Radal Siete Tazas National Park is covered in lush green forest and has multiple viewpoints from where hikers can enjoy gazing at the tranquil waterfalls and crystal rock pools.
The Cerro Castillo Circuit is a four day trek through the beautiful Cerro Castillo Nature Reserve. The trail is 32.5 miles (53 kilometers) long and rivals the W Trek. Along this circuit you will see stunning glaciers, indigenous forests, snow-capped mountain peaks, crystal blue lakes, and some very uniquely shaped mountains.
If you’re looking to completely immerse yourself in nature, then this remote trek is ideal. There are different route options for this circuit so you can choose to only hike for one day if four is a bit much for you or you don’t have enough time.
The Cerro Castillo Circuit is moderately difficult as there are two steep sections that are quite tough, as well as some stream crossings and loose scree to scramble over. However, the breathtaking scenery you’ll see along this trail is well worth the effort.
For more thrill-seeking hikers, the Villarrica Volcano hike takes you up one of Chile’s most active volcanoes! While this hike doesn’t require any mountaineering experience, you will need to be accompanied by a licensed guide.
You guide will provide you with a helmet, ice axes, crampons and all other necessary climbing gear. You’ll then be ready to embark on your journey up to the snowy summit of the Villarrica Volcano.
The hike takes most of the day to complete and offers stunning views of the surrounding volcanoes and Chilean landscape. If you’re lucky, you’ll be able to see the lake of lava boiling at the bottom of the volcano’s crater. This is one of the few places on Earth where you can see such a sight!
Located in a salt mountain range in the Atacama Desert is Kari Gorge. Similar to the Valle de la Luna, this trek offers hikers a journey to another world with unique terrain and bizarre natural formations.
The trail is only about 5 kilometers long and takes 2 hours, but there are some very steep sections. You’ll trek through the naturally formed caves and see where ancient rivers cut and carved the rock into how it looks today.
The best time to go hiking in Chile is during summer (December to March). This is when the days are pleasant, warm and light until about 9 pm.
Spring (September to November) and Autumn (March to May) bring cool temperatures along with fewer crowds. So if you want a more isolated hiking experience then these are the perfect months to go. However, April and September can be very rainy so make sure you’re prepared for wet weather and pack a good rain jacket.

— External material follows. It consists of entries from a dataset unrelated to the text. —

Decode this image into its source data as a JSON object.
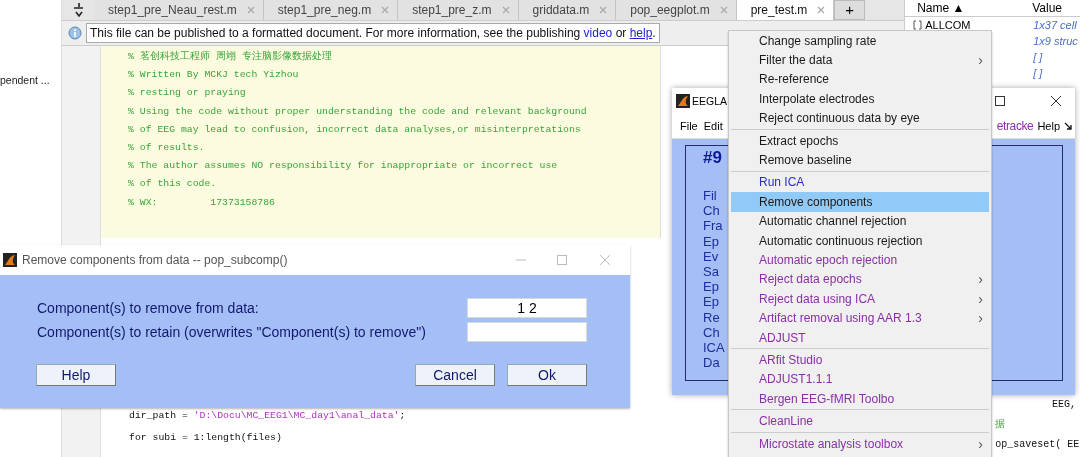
{
  "left_panel": {
    "item": "pendent ..."
  },
  "editor": {
    "tabs": [
      {
        "label": "step1_pre_Neau_rest.m",
        "selected": false
      },
      {
        "label": "step1_pre_neg.m",
        "selected": false
      },
      {
        "label": "step1_pre_z.m",
        "selected": false
      },
      {
        "label": "griddata.m",
        "selected": false
      },
      {
        "label": "pop_eegplot.m",
        "selected": false
      },
      {
        "label": "pre_test.m",
        "selected": true
      }
    ],
    "add_tab": "+",
    "info_bar": {
      "text": "This file can be published to a formatted document. For more information, see the publishing ",
      "link_1": "video",
      "middle": " or ",
      "link_2": "help",
      "end": "."
    },
    "comment_lines": [
      "% 茗创科技工程师 周翊 专注脑影像数据处理",
      "% Written By MCKJ tech Yizhou",
      "% resting or praying",
      "% Using the code without proper understanding the code and relevant background",
      "% of EEG may lead to confusion, incorrect data analyses,or misinterpretations",
      "% of results.",
      "% The author assumes NO responsibility for inappropriate or incorrect use",
      "% of this code.",
      "% WX:         17373158786"
    ],
    "code_lines": [
      {
        "text": "dir_path = ",
        "string": "'D:\\Docu\\MC_EEG1\\MC_day1\\anal_data'",
        "end": ";"
      },
      {
        "text": "for subi = 1:length(files)"
      }
    ]
  },
  "workspace": {
    "columns": [
      "Name ▲",
      "Value"
    ],
    "rows": [
      {
        "name": "ALLCOM",
        "value": "1x37 cell"
      },
      {
        "name": "",
        "value": "1x9 struc"
      },
      {
        "name": "",
        "value": "[ ]"
      },
      {
        "name": "",
        "value": "[ ]"
      }
    ]
  },
  "side_code": [
    "EEG,",
    "据",
    "op_saveset( EE"
  ],
  "eeglab": {
    "title": "EEGLA",
    "menus": [
      {
        "label": "File",
        "color": "#000000"
      },
      {
        "label": "Edit",
        "color": "#000000"
      },
      {
        "label": "etracke",
        "color": "#8b2fa8"
      },
      {
        "label": "Help",
        "color": "#000000"
      }
    ],
    "heading": "#9",
    "fields": [
      "Fil",
      "Ch",
      "Fra",
      "Ep",
      "Ev",
      "Sa",
      "Ep",
      "Ep",
      "Re",
      "Ch",
      "ICA",
      "Da"
    ]
  },
  "menu": [
    [
      {
        "label": "Change sampling rate",
        "color": "#1a1a1a",
        "submenu": false,
        "selected": false
      },
      {
        "label": "Filter the data",
        "color": "#1a1a1a",
        "submenu": true,
        "selected": false
      },
      {
        "label": "Re-reference",
        "color": "#1a1a1a",
        "submenu": false,
        "selected": false
      },
      {
        "label": "Interpolate electrodes",
        "color": "#1a1a1a",
        "submenu": false,
        "selected": false
      },
      {
        "label": "Reject continuous data by eye",
        "color": "#1a1a1a",
        "submenu": false,
        "selected": false
      }
    ],
    [
      {
        "label": "Extract epochs",
        "color": "#1a1a1a",
        "submenu": false,
        "selected": false
      },
      {
        "label": "Remove baseline",
        "color": "#1a1a1a",
        "submenu": false,
        "selected": false
      }
    ],
    [
      {
        "label": "Run ICA",
        "color": "#2b2bd0",
        "submenu": false,
        "selected": false
      },
      {
        "label": "Remove components",
        "color": "#1a1a1a",
        "submenu": false,
        "selected": true
      },
      {
        "label": "Automatic channel rejection",
        "color": "#1a1a1a",
        "submenu": false,
        "selected": false
      },
      {
        "label": "Automatic continuous rejection",
        "color": "#1a1a1a",
        "submenu": false,
        "selected": false
      },
      {
        "label": "Automatic epoch rejection",
        "color": "#8b2fa8",
        "submenu": false,
        "selected": false
      },
      {
        "label": "Reject data epochs",
        "color": "#8b2fa8",
        "submenu": true,
        "selected": false
      },
      {
        "label": "Reject data using ICA",
        "color": "#8b2fa8",
        "submenu": true,
        "selected": false
      },
      {
        "label": "Artifact removal using AAR 1.3",
        "color": "#8b2fa8",
        "submenu": true,
        "selected": false
      },
      {
        "label": "ADJUST",
        "color": "#8b2fa8",
        "submenu": false,
        "selected": false
      }
    ],
    [
      {
        "label": "ARfit Studio",
        "color": "#8b2fa8",
        "submenu": false,
        "selected": false
      },
      {
        "label": "ADJUST1.1.1",
        "color": "#8b2fa8",
        "submenu": false,
        "selected": false
      },
      {
        "label": "Bergen EEG-fMRI Toolbo",
        "color": "#8b2fa8",
        "submenu": false,
        "selected": false
      }
    ],
    [
      {
        "label": "CleanLine",
        "color": "#8b2fa8",
        "submenu": false,
        "selected": false
      }
    ],
    [
      {
        "label": "Microstate analysis toolbox",
        "color": "#8b2fa8",
        "submenu": true,
        "selected": false
      }
    ]
  ],
  "submenu_arrow": "›",
  "dialog": {
    "title": "Remove components from data -- pop_subcomp()",
    "rows": [
      {
        "label": "Component(s) to remove from data:",
        "value": "1 2"
      },
      {
        "label": "Component(s) to retain (overwrites \"Component(s) to remove\")",
        "value": ""
      }
    ],
    "buttons": [
      "Help",
      "Cancel",
      "Ok"
    ]
  }
}
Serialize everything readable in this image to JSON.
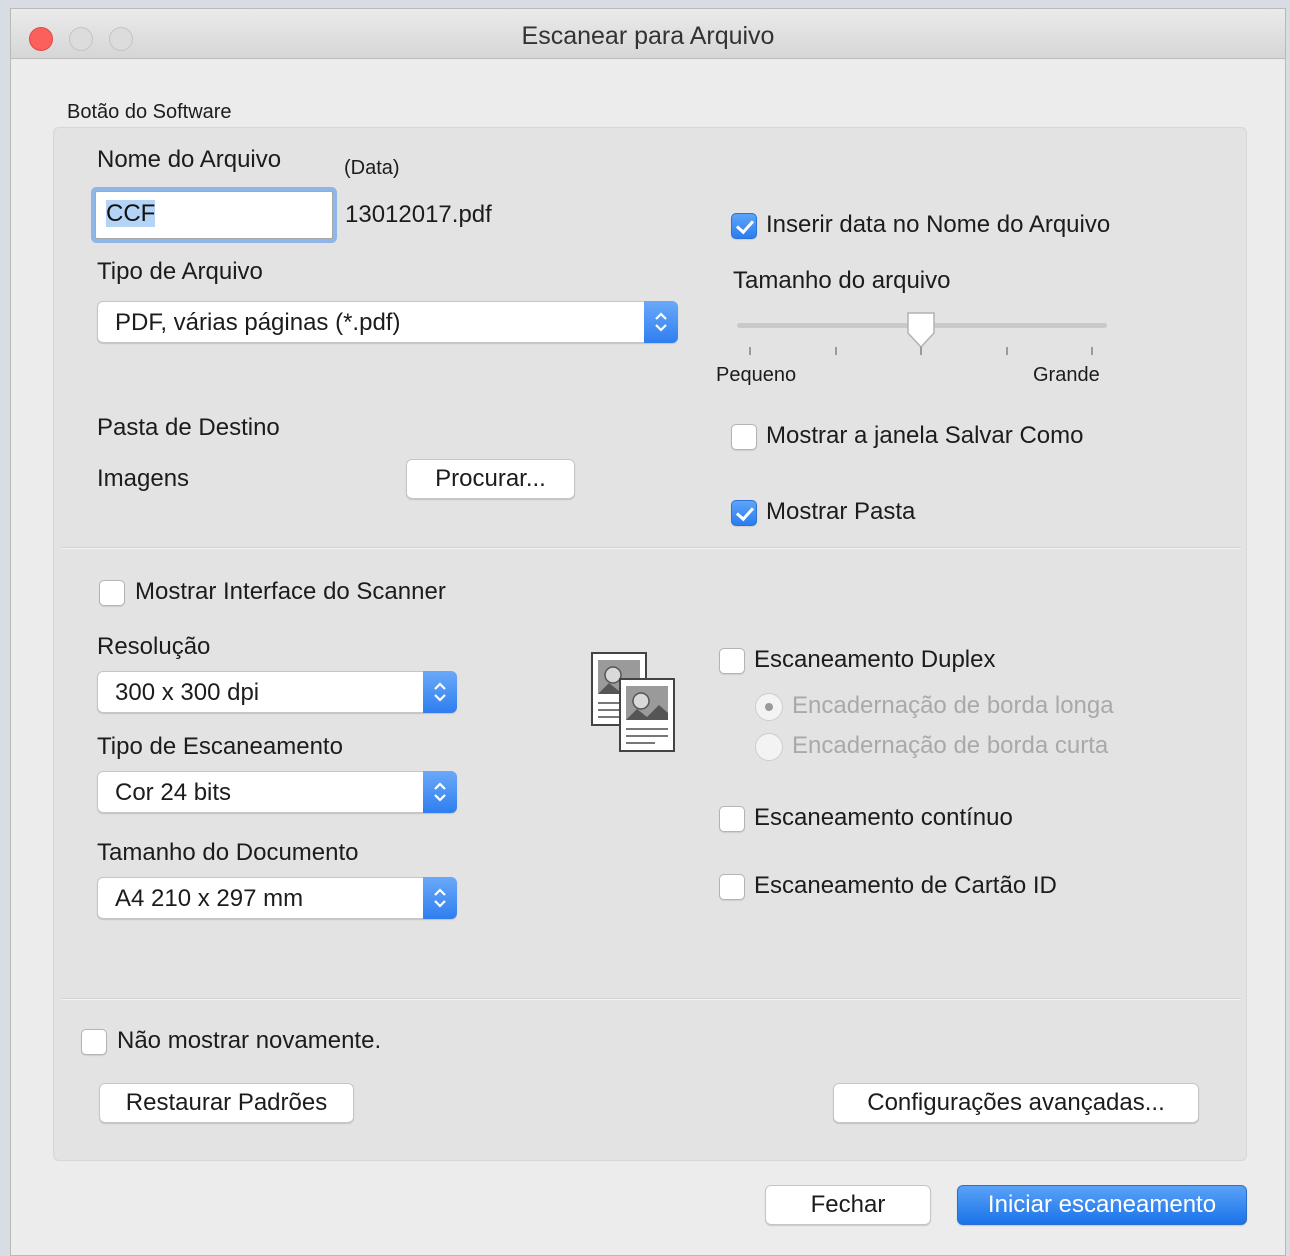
{
  "window": {
    "title": "Escanear para Arquivo"
  },
  "group_label": "Botão do Software",
  "filename": {
    "label": "Nome do Arquivo",
    "date_label": "(Data)",
    "value": "CCF",
    "date_suffix": "13012017.pdf"
  },
  "insert_date": {
    "label": "Inserir data no Nome do Arquivo",
    "checked": true
  },
  "file_type": {
    "label": "Tipo de Arquivo",
    "value": "PDF, várias páginas (*.pdf)"
  },
  "file_size": {
    "label": "Tamanho do arquivo",
    "min_label": "Pequeno",
    "max_label": "Grande",
    "level": 0.5
  },
  "destination": {
    "label": "Pasta de Destino",
    "folder": "Imagens",
    "browse_label": "Procurar..."
  },
  "show_save_as": {
    "label": "Mostrar a janela Salvar Como",
    "checked": false
  },
  "show_folder": {
    "label": "Mostrar Pasta",
    "checked": true
  },
  "show_scanner_ui": {
    "label": "Mostrar Interface do Scanner",
    "checked": false
  },
  "resolution": {
    "label": "Resolução",
    "value": "300 x 300 dpi"
  },
  "scan_type": {
    "label": "Tipo de Escaneamento",
    "value": "Cor 24 bits"
  },
  "document_size": {
    "label": "Tamanho do Documento",
    "value": "A4 210 x 297 mm"
  },
  "duplex": {
    "label": "Escaneamento Duplex",
    "checked": false,
    "long_edge": "Encadernação de borda longa",
    "short_edge": "Encadernação de borda curta"
  },
  "continuous": {
    "label": "Escaneamento contínuo",
    "checked": false
  },
  "id_card": {
    "label": "Escaneamento de Cartão ID",
    "checked": false
  },
  "dont_show": {
    "label": "Não mostrar novamente.",
    "checked": false
  },
  "buttons": {
    "restore": "Restaurar Padrões",
    "advanced": "Configurações avançadas...",
    "close": "Fechar",
    "start": "Iniciar escaneamento"
  },
  "icons": {
    "duplex_icon": "duplex-pages-icon",
    "popup_arrows": "up-down-chevron-icon"
  },
  "colors": {
    "accent": "#2a7cf0",
    "close_light": "#fc605c"
  }
}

Winter (June to August) is very cold and the days are quite short so hiking opportunities are more limited. It also snows a lot on the mountains in winter. Many hiking attractions close during the winter so avoid planning your trip during these months.
Adie is a nature and wildlife lover living in Cape Town, South Africa. Growing up, she had many opportunities to explore the outdoors by hiking, going on safaris and venturing into the karoo with her family. This led to her love of animals, the environment and discovering new places to explore.